One of the attributes of growth and evolution in a democratic state is how it chooses to view the issue of representation. In Africa, an inclusive political landscape reflects this phenomenon and adequate representation post colonialism has gradually shifted in the favour of women. Given that Africa has some predominantly patriarchal perspectives that challenge representation such including culture and religion, the continent and its political counterparts have actively ensured adequate representation.
Engagement and participation of women post colonialism has grown over the years. Africa is said to have the largest female participation, with Rwanda having 64% female representation in legislative seats. In countries such as South Africa and Senegal, 40% of parliamentary seats are held by women. Women have also been elected as presidents. There have been 9 female presidents in Africa since 1993 and 12 female vice presidents. Furthermore, 50% of African Union Parliamentary seats are held by women. Nkosazana Dlamini-Zuma, who was a former Minister in South Africa took over as President of the African Union commission in 2012. Furthermore, women are said to be taking over more “serious” ministerial positions such as Defence and Finance as compared to those viewed as “softer” ministerial positions such as Social Development. In South Africa, the minister of defence is a female.
Such patterns and dynamics reflect the evolution of political representation in Africa, and redress gender based imbalances of the past. As it stands, Africa has the highest level of female representation in terms of leadership and politics, as compared to other continents.
The question is, does the dynamic that exists within the political arena translate into other spheres such as the corporate sector? How does this influence how young African women venture into other spheres of influence and how they view themselves as future global leaders? How much of the political landscape of Africa is reflective of female representation in Africa?
According to a McKinsey & Company Women Matter Africa report , 5% of CEOs in the private sector in Africa are women, compared to 4% globally. Furthermore, Earnings before Interest and Taxes (EBIT) for companies with at least a quarter share of women on boards was on average 20% higher than the industry average. This demonstrates that representation does not flow to other spheres of influence, and calls for a more robust approach that is actively facilitated in civil society.
Politics cannot be the only measure that positively reflects on the issue of representation. There is a plethora of socio economic issues that hamper the growth and representation on a continental level including gender based violence which is on the rise in Africa, including child marriages. Statistics show that 39% of girls in sub-Saharan Africa are married before the age of 18.

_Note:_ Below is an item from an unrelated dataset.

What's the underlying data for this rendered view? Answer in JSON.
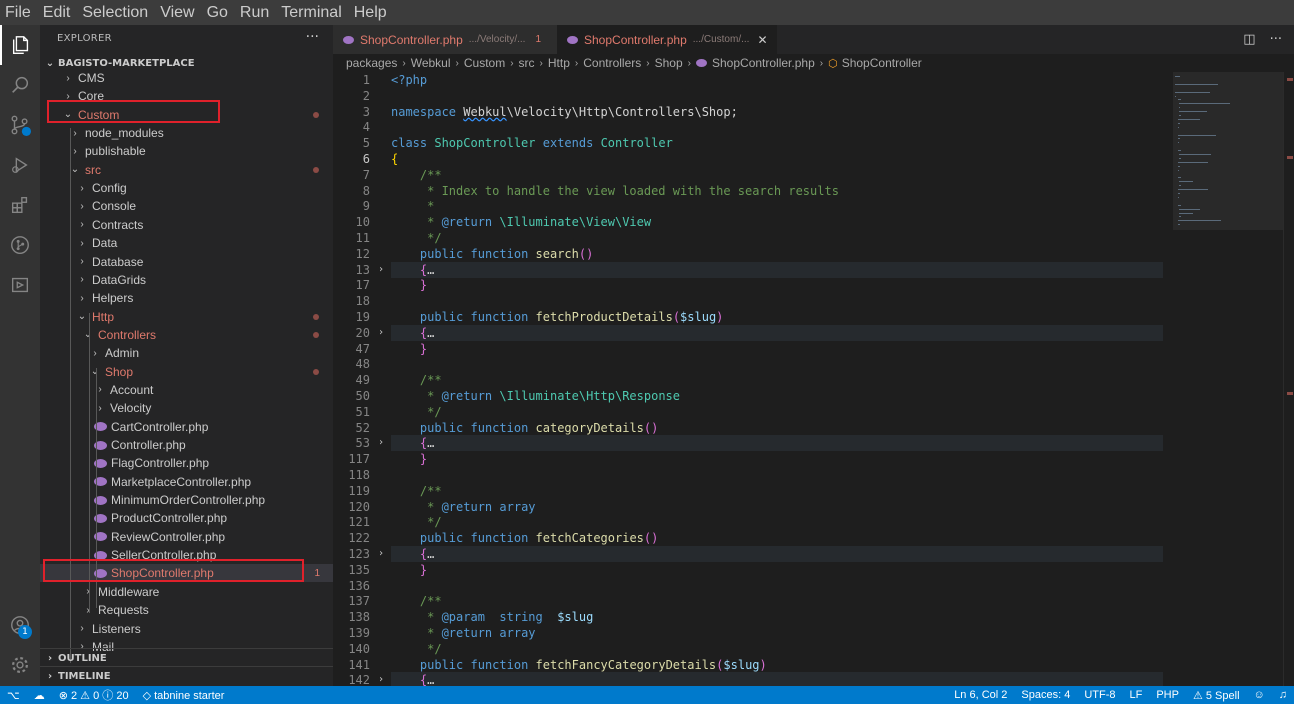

It’s been a long journey following colonialism and the rise of socio economic issues. Women are still seen as the lesser and weaker vessel, and this is reflective on a socio-economic level despite efforts to redress representation across the political landscape of Africa.
a perfect foundation needs to be prepared for future leaders to rise. This means robustly dealing with socio economic issues to accommodate, include, protect, and represent women.
Fearured image | Ellen Johnson-Sirleaf | AFrica Progress Panel| flickr
The views and opinions expressed in this article are those of the author and do not necessarily reflect the views of The Best of Africa.
Do you find this topic interesting? Why not contribute to our blog?